The entourage effect of medical cannabis is one reason to incorporate the whole plant when using cannabis for the medical benefits.
Cannabis (Cannabis sativa, Cannabis indica, and Cannabis ruderalis) is known to contain hundreds of physiologically active compounds. These include but are not limited to phytocannabinoids (plant-based cannabinoids), terpenoids (naturally occurring organic chemicals derived from terpenes) and flavonoids (plant metabolites). Whole plant cannabis preparations have been used traditionally in my wife’s home country of Nepal and South Asia via Ayurvedic Medicine. Whole plant preparations exhibit superior therapeutic effects and have less adverse effects than isolated natural components of cannabis or synthetic cannabinoids. Therefore, the most clinically useful strategy is to use the whole cannabis plant. In modern terms, this means ingesting the combination of delta-9-tetrahydrocannabinol (THC) and cannabidiol (CBD), which can be achieved by selecting specific cannabis chemovars (plant strains). CBD has been shown to antagonize the undesirable side effects of THC, such as intoxication, sedation and tachycardia, while enhancing the analgesic, anti-emetic, and anti-carcinogenic properties of THC. In addition, the psychoactive side effects of THC are rarely noticeable when the CBD:THC ratio exceeds 4:1.

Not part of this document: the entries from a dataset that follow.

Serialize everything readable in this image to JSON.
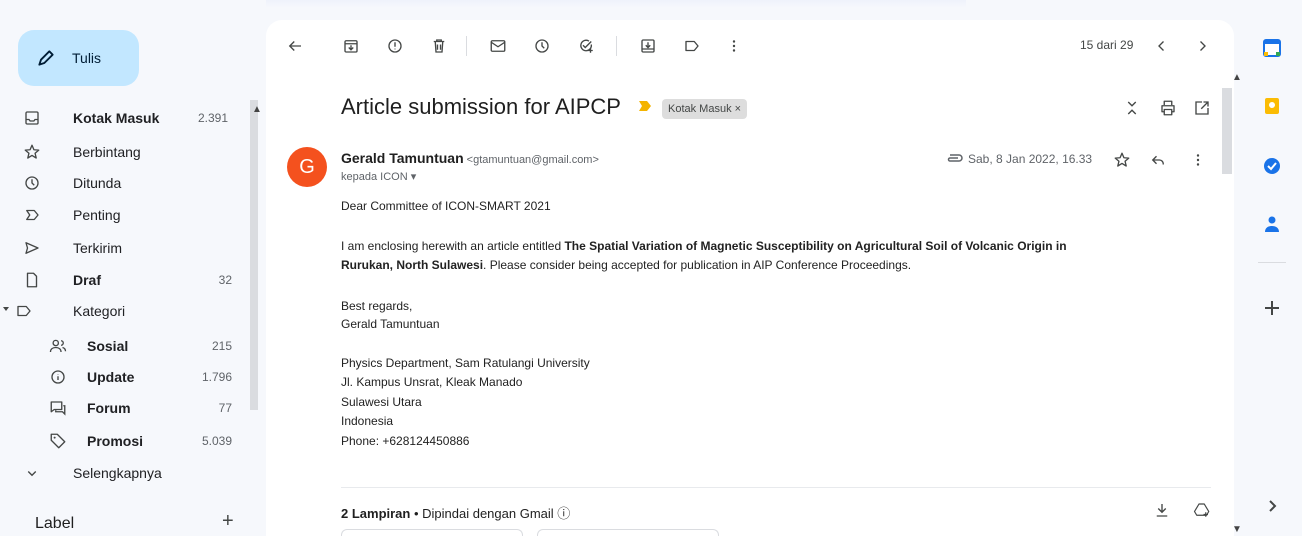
{
  "compose": {
    "label": "Tulis"
  },
  "nav": [
    {
      "label": "Kotak Masuk",
      "count": "2.391",
      "icon": "inbox-icon",
      "bold": true
    },
    {
      "label": "Berbintang",
      "count": "",
      "icon": "star-icon"
    },
    {
      "label": "Ditunda",
      "count": "",
      "icon": "clock-icon"
    },
    {
      "label": "Penting",
      "count": "",
      "icon": "important-icon"
    },
    {
      "label": "Terkirim",
      "count": "",
      "icon": "send-icon"
    },
    {
      "label": "Draf",
      "count": "32",
      "icon": "file-icon",
      "bold": true
    },
    {
      "label": "Kategori",
      "count": "",
      "icon": "label-icon"
    },
    {
      "label": "Sosial",
      "count": "215",
      "icon": "people-icon",
      "bold": true
    },
    {
      "label": "Update",
      "count": "1.796",
      "icon": "info-icon",
      "bold": true
    },
    {
      "label": "Forum",
      "count": "77",
      "icon": "forum-icon",
      "bold": true
    },
    {
      "label": "Promosi",
      "count": "5.039",
      "icon": "tag-icon",
      "bold": true
    },
    {
      "label": "Selengkapnya",
      "count": "",
      "icon": "chevron-down-icon"
    }
  ],
  "labels": {
    "heading": "Label",
    "add": "+"
  },
  "toolbar": {
    "pager": "15 dari 29"
  },
  "message": {
    "subject": "Article submission for AIPCP",
    "label_chip": "Kotak Masuk ×",
    "avatar_letter": "G",
    "sender_name": "Gerald Tamuntuan",
    "sender_email": "<gtamuntuan@gmail.com>",
    "to": "kepada ICON ▾",
    "date": "Sab, 8 Jan 2022, 16.33",
    "greeting": "Dear Committee of ICON-SMART 2021",
    "para_pre": "I am enclosing herewith an article entitled ",
    "para_title_1": "The Spatial Variation of Magnetic Susceptibility on Agricultural Soil of Volcanic Origin in",
    "para_title_2": "Rurukan, North Sulawesi",
    "para_post": ". Please consider being accepted for publication in AIP Conference Proceedings.",
    "regards": "Best regards,",
    "sig_name": "Gerald Tamuntuan",
    "addr1": "Physics Department, Sam Ratulangi University",
    "addr2": "Jl. Kampus Unsrat, Kleak Manado",
    "addr3": "Sulawesi Utara",
    "addr4": "Indonesia",
    "phone": "Phone: +628124450886"
  },
  "attachments": {
    "count_label": "2 Lampiran",
    "scan_label": " • Dipindai dengan Gmail ⓘ"
  },
  "colors": {
    "compose_bg": "#c2e7ff",
    "avatar": "#f4511e",
    "important": "#f4b400"
  }
}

If you live in a place with a medical cannabis program please have an honest conversation with your Physician to see if medical cannabis is a good fit for you. If you live in Missouri and you don’t have a Primary Care Physician, you can come see my wife, Dr. Strong in St. Louis. Dr. Strong will be providing Medical Marijuana Physician Certificates starting in June 2019.
McPartland, John M., and Ethan B. Russo. “Cannabis and cannabis extracts: greater than the sum of their parts?.” Journal of Cannabis Therapeutics 1.3-4 (2001): 103-132.
Russo E, Guy GW. A Tale Of Two Cannabinoids: The Therapeutic Rationale For Combining Tetrahydrocannabinol And Cannabidiol. Med Hypotheses 2006;66:234-46.